Yrsa Sigurðardóttir has been called the queen of Icelandic noir and has a strong following with her series featuring attorney Thóra Gudmundsdóttir. Her latest novel, The Legacy (published as DNA in the UK and Iceland), won the Icelandic Crime Authors’ Association award for best novel of the year. It begins a new series centered on a psychologist, Freyja, and a detective, Huldar, who awkwardly discover upon meeting about a case that they once had an anonymous one-night stand. Huldar has sought out Freyja because of her expertise in child psychology. A seven-year-old child is the only witness to a particularly brutal crime, the murder of her mother. The child is so traumatized that she cannot speak. Yrsa (“last names” are not traditional in Iceland) is a writer often compared to Stephen King in her ability to evoke horror, and when one reads the account of the crime one easily believes the little girl would be traumatized. Ironically, Yrsa is also a noted and award-winning children’s writer. She decided to try thrillers after deciding it was hard to write funny all the time.
It is snobbish and simplistic to look at the catalog of tropes employed in mystery-thrillers and say, “Oh, there that is again! How uncreative!”
The trope of the witness unable to speak or unable to remember the crime is a common one. Perhaps it derives from parents’ frequent anxiety that they cannot “reach” a child, that what is going on in their child’s mind is frighteningly elusive. Actual cases of children unable to speak after undergoing trauma are common. Polish author Jerzy Kosiński temporarily lost the ability to speak during his childhood experience of the Holocaust. In Alfred Hitchcock’s Marnie and Spellbound, the key to unlocking the crime involves a search through the landscape of a tortured mind. “Amnesia” shows up far too often in crime writing, more as a convenient plot device than as a depiction of real amnesia, which is much more unpredictable than the bump-on-the-noggin amnesia of late-night cable, always cured by a confrontation with the bad guy. The Legacy also demonstrates Yrsa’s skill in combining tropes, as she employs the trope of the serial murderer challenging detectives with arcane clues that must be deciphered, something familiar from Red Dragon, The Bone Collector, and episodes of Criminal Minds.
It is snobbish and simplistic to look at the catalog of tropes employed in mystery-thrillers and say, “Oh, there that is again! How uncreative!” Frankly, I never again want to read a novel that features a detective framed with his own gun. Yet each trope has a resonance in deep-seated fears and anxieties we all experience, or they would not have become tropes.
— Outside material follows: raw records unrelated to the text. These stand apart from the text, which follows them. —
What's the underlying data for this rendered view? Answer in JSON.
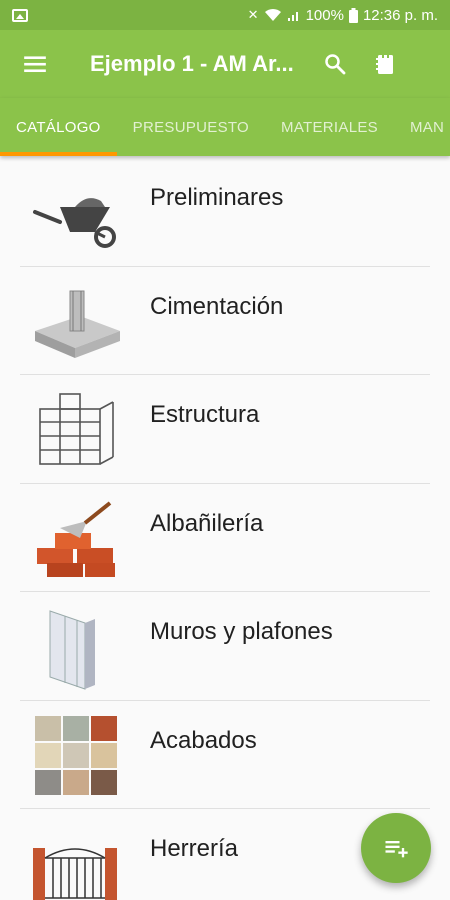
{
  "status_bar": {
    "battery": "100%",
    "time": "12:36 p. m."
  },
  "app_bar": {
    "title": "Ejemplo 1 - AM Ar..."
  },
  "tabs": [
    {
      "label": "CATÁLOGO",
      "active": true
    },
    {
      "label": "PRESUPUESTO",
      "active": false
    },
    {
      "label": "MATERIALES",
      "active": false
    },
    {
      "label": "MAN",
      "active": false
    }
  ],
  "catalog": [
    {
      "label": "Preliminares",
      "icon": "wheelbarrow-icon"
    },
    {
      "label": "Cimentación",
      "icon": "foundation-icon"
    },
    {
      "label": "Estructura",
      "icon": "structure-icon"
    },
    {
      "label": "Albañilería",
      "icon": "bricks-trowel-icon"
    },
    {
      "label": "Muros y plafones",
      "icon": "drywall-icon"
    },
    {
      "label": "Acabados",
      "icon": "finish-tiles-icon"
    },
    {
      "label": "Herrería",
      "icon": "ironwork-gate-icon"
    }
  ],
  "colors": {
    "primary": "#8bc34a",
    "primary_dark": "#7cb342",
    "tab_indicator": "#ff9800"
  }
}
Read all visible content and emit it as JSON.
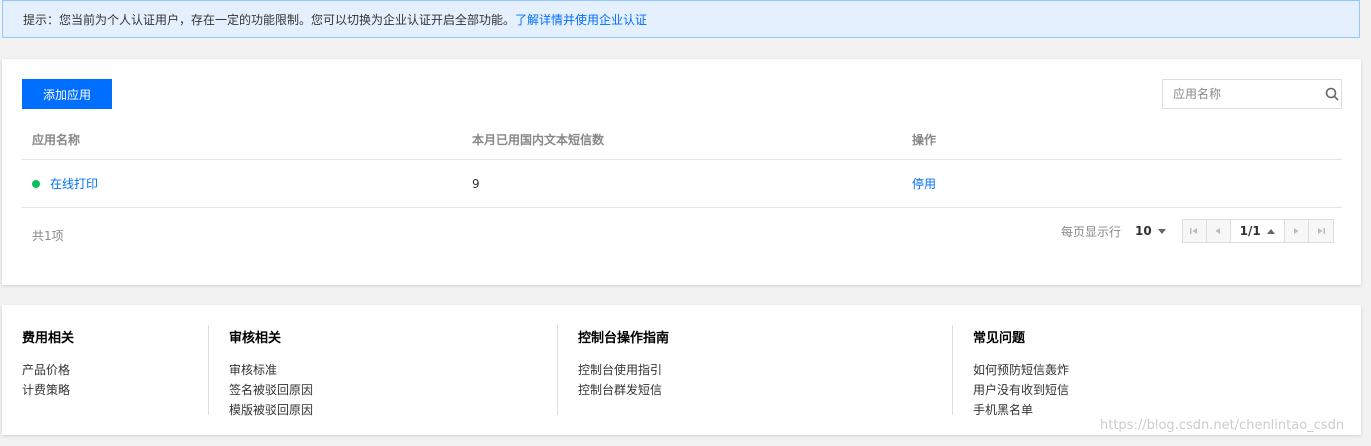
{
  "notice": {
    "text": "提示：您当前为个人认证用户，存在一定的功能限制。您可以切换为企业认证开启全部功能。",
    "link": "了解详情并使用企业认证"
  },
  "toolbar": {
    "add_label": "添加应用",
    "search_placeholder": "应用名称",
    "search_icon": "search-icon"
  },
  "table": {
    "columns": [
      "应用名称",
      "本月已用国内文本短信数",
      "操作"
    ],
    "rows": [
      {
        "name": "在线打印",
        "count": "9",
        "action": "停用",
        "status_color": "#0abf5b"
      }
    ]
  },
  "pagination": {
    "total": "共1项",
    "per_page_label": "每页显示行",
    "per_page": "10",
    "page": "1/1"
  },
  "footer": {
    "columns": [
      {
        "title": "费用相关",
        "items": [
          "产品价格",
          "计费策略"
        ]
      },
      {
        "title": "审核相关",
        "items": [
          "审核标准",
          "签名被驳回原因",
          "模版被驳回原因"
        ]
      },
      {
        "title": "控制台操作指南",
        "items": [
          "控制台使用指引",
          "控制台群发短信"
        ]
      },
      {
        "title": "常见问题",
        "items": [
          "如何预防短信轰炸",
          "用户没有收到短信",
          "手机黑名单"
        ]
      }
    ]
  },
  "watermark": "https://blog.csdn.net/chenlintao_csdn",
  "colors": {
    "accent": "#006eff",
    "notice_bg": "#e5f0ff",
    "status_ok": "#0abf5b"
  }
}
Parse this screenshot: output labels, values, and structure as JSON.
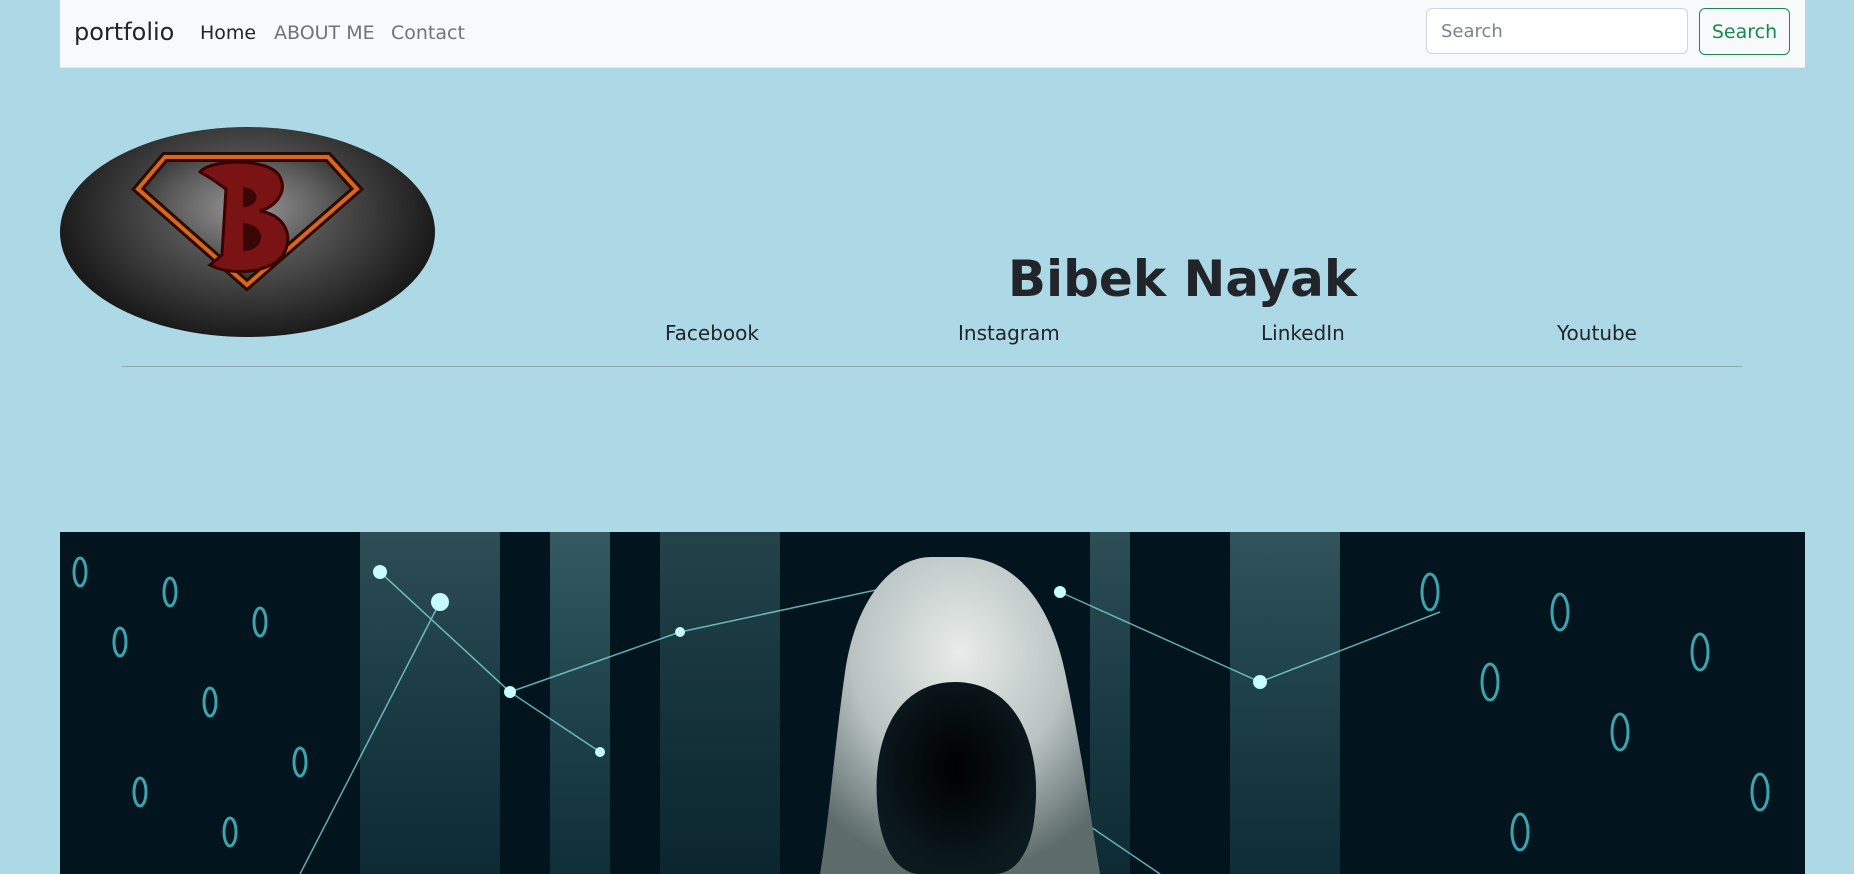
{
  "navbar": {
    "brand": "portfolio",
    "links": [
      "Home",
      "ABOUT ME",
      "Contact"
    ],
    "search": {
      "placeholder": "Search",
      "button_label": "Search"
    }
  },
  "header": {
    "title": "Bibek Nayak",
    "social_links": [
      "Facebook",
      "Instagram",
      "LinkedIn",
      "Youtube"
    ]
  },
  "logo": {
    "letter": "B"
  },
  "colors": {
    "background": "#add8e6",
    "navbar": "#f8f9fa",
    "search_button": "#198754",
    "hero_dark": "#02141d",
    "hero_glow": "#4fd6e0"
  }
}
The creativity of the skilled writer is in exploiting and combining these elements and in making them seem like threads in the tapestry of the universe. The most frightening nightmares are the nightmares we endlessly redream.